Some of them get lots of attention, such as earlier this year, when the government revealed that it was ramping up fines for speeding tickets. Most of us drive. Some like to drive really fast, while others will travel a little bit more than the speed limit.
So when the government announces an increase to the base fine, and an increase for the fine per kilometre, you understand why people pay attention.
But other increases don’t get much discussion. There wasn’t much talk locally about an increase in irrigation water operation and maintenance fees.
Another thing about these fee increases is you often don’t pay attention to them until after they take effect. The government can announce them, the media can write about them or discuss them, but it falls into the back of your mind until you’re suddenly dinged with that increase for the first time. Then you realize how much it will affect you, and how much it could impact you on a weekly, monthly or yearly basis.
There are also those increases that don’t get much attention, because they don’t directly impact a lot of people.
Such is the case with the provincial government’s decision to charge $1 per page for court dockets. For the longest time, this was free. But as of July 1, you now need to pay that nominal fee, unless you’re in a certain group, such as law enforcement or a lawyer.
And if you want to get the docket emailed to you, it’s a dollar per page.
It’s one thing to charge a dollar a page for a printed document. After all, that process takes time. And it uses paper at a time when everyone is trying to reduce paper usage.
A dollar a page for email? That’s a lot of money to attach a document and hit send.
But it adds up. If you went to court every day (and not just docket court on Monday), and paid the $1 per page, you’d be looking at hundreds of dollars, or even more than a thousand dollars.
It means local media outlets now have to pay that fee if they want to get the docket for the day, even though it’s a public document.
Covering court is an important aspect of providing accountability and information. It allows reporters to provide follow-up information on a crime, and it places the finishing touch on a trial.
It’s not just the big stories that receive coverage, either, such as drug busts, violent crimes and serious accidents. Sometimes it allows the media to bring attention to a story that hadn’t been announced previously, such as a child pornography case at the North Portal border crossing in July.

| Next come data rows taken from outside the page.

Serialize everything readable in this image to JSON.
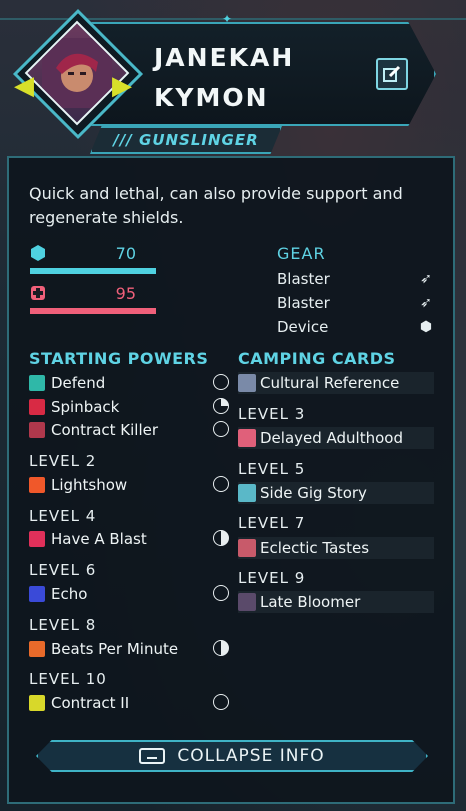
{
  "character": {
    "first_name": "JANEKAH",
    "last_name": "KYMON",
    "class": "/// GUNSLINGER",
    "description": "Quick and lethal, can also provide support and regenerate shields."
  },
  "stats": {
    "shield": {
      "icon": "shield-icon",
      "value": "70",
      "color": "#4fd1e0"
    },
    "health": {
      "icon": "health-cross-icon",
      "value": "95",
      "color": "#f0607a"
    }
  },
  "gear": {
    "title": "GEAR",
    "items": [
      {
        "label": "Blaster",
        "icon": "blaster-icon"
      },
      {
        "label": "Blaster",
        "icon": "blaster-icon"
      },
      {
        "label": "Device",
        "icon": "device-icon"
      }
    ]
  },
  "powers": {
    "title": "STARTING POWERS",
    "starting": [
      {
        "name": "Defend",
        "icon": "defend-icon",
        "cost": "full-clock"
      },
      {
        "name": "Spinback",
        "icon": "spinback-icon",
        "cost": "quarter-clock"
      },
      {
        "name": "Contract Killer",
        "icon": "contract-killer-icon",
        "cost": "full-clock"
      }
    ],
    "levels": [
      {
        "level": "LEVEL 2",
        "name": "Lightshow",
        "icon": "lightshow-icon",
        "cost": "full-clock"
      },
      {
        "level": "LEVEL 4",
        "name": "Have A Blast",
        "icon": "have-a-blast-icon",
        "cost": "half-clock"
      },
      {
        "level": "LEVEL 6",
        "name": "Echo",
        "icon": "echo-icon",
        "cost": "full-clock"
      },
      {
        "level": "LEVEL 8",
        "name": "Beats Per Minute",
        "icon": "beats-per-minute-icon",
        "cost": "half-clock"
      },
      {
        "level": "LEVEL 10",
        "name": "Contract II",
        "icon": "contract-ii-icon",
        "cost": "full-clock"
      }
    ]
  },
  "camping": {
    "title": "CAMPING CARDS",
    "starting": {
      "name": "Cultural Reference",
      "icon": "cultural-reference-card-icon"
    },
    "levels": [
      {
        "level": "LEVEL 3",
        "name": "Delayed Adulthood",
        "icon": "delayed-adulthood-card-icon"
      },
      {
        "level": "LEVEL 5",
        "name": "Side Gig Story",
        "icon": "side-gig-story-card-icon"
      },
      {
        "level": "LEVEL 7",
        "name": "Eclectic Tastes",
        "icon": "eclectic-tastes-card-icon"
      },
      {
        "level": "LEVEL 9",
        "name": "Late Bloomer",
        "icon": "late-bloomer-card-icon"
      }
    ]
  },
  "footer": {
    "collapse_label": "COLLAPSE INFO"
  }
}
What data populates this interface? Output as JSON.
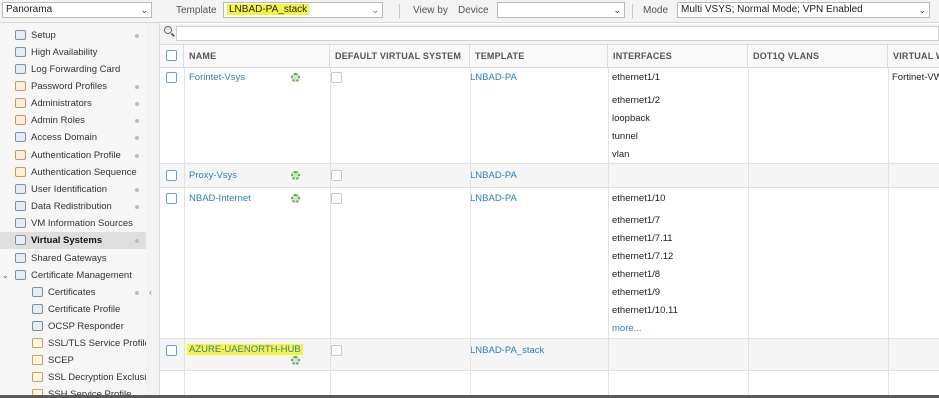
{
  "context_select": {
    "value": "Panorama"
  },
  "template": {
    "label": "Template",
    "value": "LNBAD-PA_stack"
  },
  "view_by": {
    "label": "View by",
    "value": "Device",
    "select_value": ""
  },
  "mode": {
    "label": "Mode",
    "value": "Multi VSYS; Normal Mode; VPN Enabled"
  },
  "sidebar": {
    "items": [
      {
        "label": "Setup",
        "icon": "setup-icon"
      },
      {
        "label": "High Availability",
        "icon": "high-availability-icon"
      },
      {
        "label": "Log Forwarding Card",
        "icon": "log-forwarding-card-icon"
      },
      {
        "label": "Password Profiles",
        "icon": "password-profiles-icon"
      },
      {
        "label": "Administrators",
        "icon": "administrators-icon"
      },
      {
        "label": "Admin Roles",
        "icon": "admin-roles-icon"
      },
      {
        "label": "Access Domain",
        "icon": "access-domain-icon"
      },
      {
        "label": "Authentication Profile",
        "icon": "authentication-profile-icon"
      },
      {
        "label": "Authentication Sequence",
        "icon": "authentication-sequence-icon"
      },
      {
        "label": "User Identification",
        "icon": "user-identification-icon"
      },
      {
        "label": "Data Redistribution",
        "icon": "data-redistribution-icon"
      },
      {
        "label": "VM Information Sources",
        "icon": "vm-information-sources-icon"
      },
      {
        "label": "Virtual Systems",
        "icon": "virtual-systems-icon",
        "selected": true
      },
      {
        "label": "Shared Gateways",
        "icon": "shared-gateways-icon"
      },
      {
        "label": "Certificate Management",
        "icon": "certificate-management-icon"
      },
      {
        "label": "Certificates",
        "icon": "certificates-icon"
      },
      {
        "label": "Certificate Profile",
        "icon": "certificate-profile-icon"
      },
      {
        "label": "OCSP Responder",
        "icon": "ocsp-responder-icon"
      },
      {
        "label": "SSL/TLS Service Profile",
        "icon": "lock-icon"
      },
      {
        "label": "SCEP",
        "icon": "lock-icon"
      },
      {
        "label": "SSL Decryption Exclusion",
        "icon": "lock-icon"
      },
      {
        "label": "SSH Service Profile",
        "icon": "lock-icon"
      }
    ]
  },
  "table": {
    "columns": [
      "NAME",
      "DEFAULT VIRTUAL SYSTEM",
      "TEMPLATE",
      "INTERFACES",
      "DOT1Q VLANS",
      "VIRTUAL W"
    ],
    "rows": [
      {
        "name": "Forintet-Vsys",
        "template": "LNBAD-PA",
        "interfaces": [
          "ethernet1/1",
          "ethernet1/2",
          "loopback",
          "tunnel",
          "vlan"
        ],
        "virtual_wire": "Fortinet-VW"
      },
      {
        "name": "Proxy-Vsys",
        "template": "LNBAD-PA",
        "interfaces": [],
        "virtual_wire": ""
      },
      {
        "name": "NBAD-Internet",
        "template": "LNBAD-PA",
        "interfaces": [
          "ethernet1/10",
          "ethernet1/7",
          "ethernet1/7.11",
          "ethernet1/7.12",
          "ethernet1/8",
          "ethernet1/9",
          "ethernet1/10.11"
        ],
        "more": "more...",
        "virtual_wire": ""
      },
      {
        "name": "AZURE-UAENORTH-HUB",
        "template": "LNBAD-PA_stack",
        "interfaces": [],
        "virtual_wire": ""
      }
    ]
  },
  "colors": {
    "link": "#2b7fc1",
    "highlight": "#f5f53d",
    "selected_nav": "#dedede"
  }
}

And if charges are stayed against an individual, or an individual is found innocent, then court reporting allows the media to inform the public.
The media shouldn’t be charged for this important accountability measure.
This is not a knock against the men and women who staff the courthouse in Estevan and other communities. These are good, hard-working people who not only handle a variety of tasks on a day-to-day basis, but they also have to be patient and knowledgeable with people who want to come in and ask questions or pay fines.
All levels of government have fees for services or charges of some kind. In some cases, they serve as a deterrent. If you want to speed, drive in a dangerous fashion or park illegally, then you should expect to pay the consequences.
In other cases, it serves as a means to recoup the cost of the service provided. Some of them generate lots of money, even if they’re chintzy.
Charging people for court dockets in Estevan isn’t going to generate a lot of money, just like many of the other fees charged by government won’t generate a lot of money. But all of those minor fees add up. And when you consider that these smaller fees are happening on a daily basis, at locations across the province, you realize why we’re being nickel and dimed to the degree that we are.